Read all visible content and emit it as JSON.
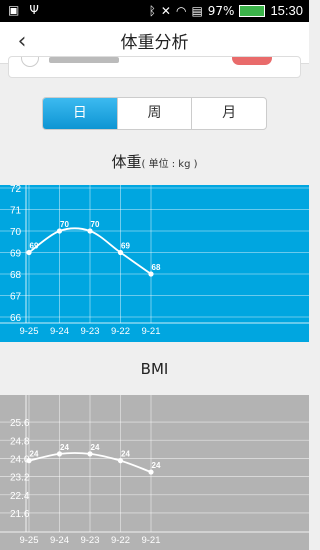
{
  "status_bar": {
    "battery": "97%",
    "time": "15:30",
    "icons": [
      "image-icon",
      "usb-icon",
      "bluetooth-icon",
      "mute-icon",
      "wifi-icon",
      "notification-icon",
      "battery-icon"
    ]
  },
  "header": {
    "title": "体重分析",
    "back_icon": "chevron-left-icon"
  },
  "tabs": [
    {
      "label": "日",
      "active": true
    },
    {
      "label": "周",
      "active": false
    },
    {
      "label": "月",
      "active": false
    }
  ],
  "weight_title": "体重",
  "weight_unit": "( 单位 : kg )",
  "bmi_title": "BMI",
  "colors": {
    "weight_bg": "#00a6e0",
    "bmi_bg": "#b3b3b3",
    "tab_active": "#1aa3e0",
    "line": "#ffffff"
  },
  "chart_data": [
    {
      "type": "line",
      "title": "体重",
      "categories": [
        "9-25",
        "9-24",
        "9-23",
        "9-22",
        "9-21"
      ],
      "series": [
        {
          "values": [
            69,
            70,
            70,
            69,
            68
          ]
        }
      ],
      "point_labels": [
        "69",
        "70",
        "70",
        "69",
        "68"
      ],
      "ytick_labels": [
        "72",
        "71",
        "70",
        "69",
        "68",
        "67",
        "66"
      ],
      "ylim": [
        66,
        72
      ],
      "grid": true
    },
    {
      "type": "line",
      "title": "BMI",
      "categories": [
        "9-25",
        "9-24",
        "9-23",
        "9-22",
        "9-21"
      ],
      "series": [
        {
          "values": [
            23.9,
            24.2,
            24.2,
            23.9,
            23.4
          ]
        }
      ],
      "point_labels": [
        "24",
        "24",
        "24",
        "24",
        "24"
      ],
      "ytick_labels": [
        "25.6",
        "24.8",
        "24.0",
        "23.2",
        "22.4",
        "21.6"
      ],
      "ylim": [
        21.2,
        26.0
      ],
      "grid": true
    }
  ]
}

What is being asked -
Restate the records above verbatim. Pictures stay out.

Written response -
Read all visible content and emit it as JSON.
{
  "status_bar": {
    "battery": "97%",
    "time": "15:30",
    "icons": [
      "image-icon",
      "usb-icon",
      "bluetooth-icon",
      "mute-icon",
      "wifi-icon",
      "notification-icon",
      "battery-icon"
    ]
  },
  "header": {
    "title": "体重分析",
    "back_icon": "chevron-left-icon"
  },
  "tabs": [
    {
      "label": "日",
      "active": true
    },
    {
      "label": "周",
      "active": false
    },
    {
      "label": "月",
      "active": false
    }
  ],
  "weight_title": "体重",
  "weight_unit": "( 单位 : kg )",
  "bmi_title": "BMI",
  "colors": {
    "weight_bg": "#00a6e0",
    "bmi_bg": "#b3b3b3",
    "tab_active": "#1aa3e0",
    "line": "#ffffff"
  },
  "chart_data": [
    {
      "type": "line",
      "title": "体重",
      "categories": [
        "9-25",
        "9-24",
        "9-23",
        "9-22",
        "9-21"
      ],
      "series": [
        {
          "values": [
            69,
            70,
            70,
            69,
            68
          ]
        }
      ],
      "point_labels": [
        "69",
        "70",
        "70",
        "69",
        "68"
      ],
      "ytick_labels": [
        "72",
        "71",
        "70",
        "69",
        "68",
        "67",
        "66"
      ],
      "ylim": [
        66,
        72
      ],
      "grid": true
    },
    {
      "type": "line",
      "title": "BMI",
      "categories": [
        "9-25",
        "9-24",
        "9-23",
        "9-22",
        "9-21"
      ],
      "series": [
        {
          "values": [
            23.9,
            24.2,
            24.2,
            23.9,
            23.4
          ]
        }
      ],
      "point_labels": [
        "24",
        "24",
        "24",
        "24",
        "24"
      ],
      "ytick_labels": [
        "25.6",
        "24.8",
        "24.0",
        "23.2",
        "22.4",
        "21.6"
      ],
      "ylim": [
        21.2,
        26.0
      ],
      "grid": true
    }
  ]
}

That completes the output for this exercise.